* [What to work on]: The result should be a full, exact repeat of the entries, free of pictures.

* [Dataset rows for apps and sites]:
*** Begin section ***
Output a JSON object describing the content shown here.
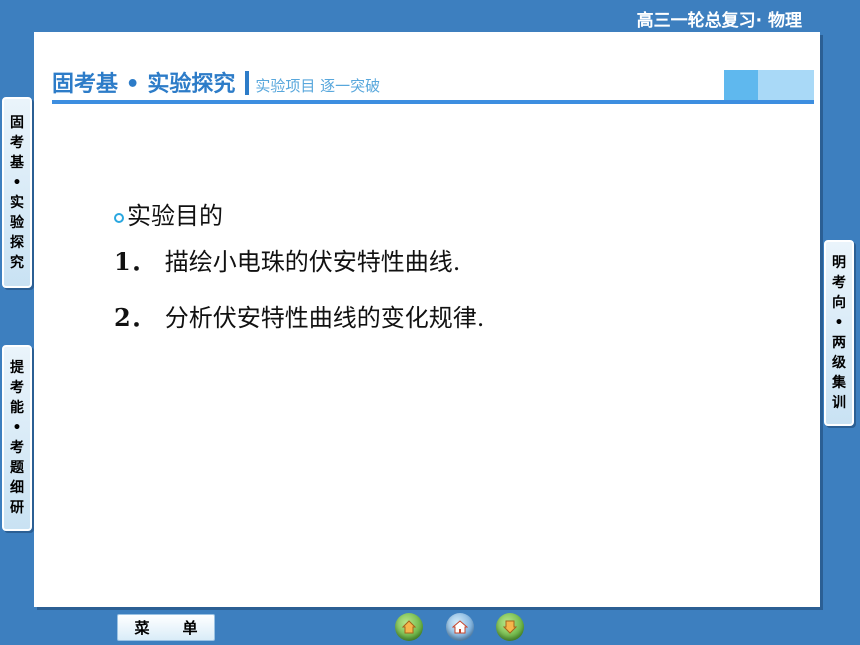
{
  "header": {
    "course_title": "高三一轮总复习· 物理"
  },
  "section": {
    "title": "固考基 • 实验探究",
    "subtitle": "实验项目  逐一突破"
  },
  "content": {
    "heading": "实验目的",
    "items": [
      {
        "num": "1．",
        "text": "描绘小电珠的伏安特性曲线."
      },
      {
        "num": "2．",
        "text": "分析伏安特性曲线的变化规律."
      }
    ]
  },
  "side_tabs": {
    "left_top": [
      "固",
      "考",
      "基",
      "•",
      "实",
      "验",
      "探",
      "究"
    ],
    "left_bottom": [
      "提",
      "考",
      "能",
      "•",
      "考",
      "题",
      "细",
      "研"
    ],
    "right": [
      "明",
      "考",
      "向",
      "•",
      "两",
      "级",
      "集",
      "训"
    ]
  },
  "footer": {
    "menu_label_1": "菜",
    "menu_label_2": "单"
  },
  "icons": {
    "prev": "prev-page-icon",
    "home": "home-icon",
    "next": "next-page-icon"
  },
  "colors": {
    "background": "#3d7fbf",
    "accent": "#2d7cc8"
  }
}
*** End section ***
* [Written response]:
Output a JSON object describing the content shown here.
{
  "header": {
    "course_title": "高三一轮总复习· 物理"
  },
  "section": {
    "title": "固考基 • 实验探究",
    "subtitle": "实验项目  逐一突破"
  },
  "content": {
    "heading": "实验目的",
    "items": [
      {
        "num": "1．",
        "text": "描绘小电珠的伏安特性曲线."
      },
      {
        "num": "2．",
        "text": "分析伏安特性曲线的变化规律."
      }
    ]
  },
  "side_tabs": {
    "left_top": [
      "固",
      "考",
      "基",
      "•",
      "实",
      "验",
      "探",
      "究"
    ],
    "left_bottom": [
      "提",
      "考",
      "能",
      "•",
      "考",
      "题",
      "细",
      "研"
    ],
    "right": [
      "明",
      "考",
      "向",
      "•",
      "两",
      "级",
      "集",
      "训"
    ]
  },
  "footer": {
    "menu_label_1": "菜",
    "menu_label_2": "单"
  },
  "icons": {
    "prev": "prev-page-icon",
    "home": "home-icon",
    "next": "next-page-icon"
  },
  "colors": {
    "background": "#3d7fbf",
    "accent": "#2d7cc8"
  }
}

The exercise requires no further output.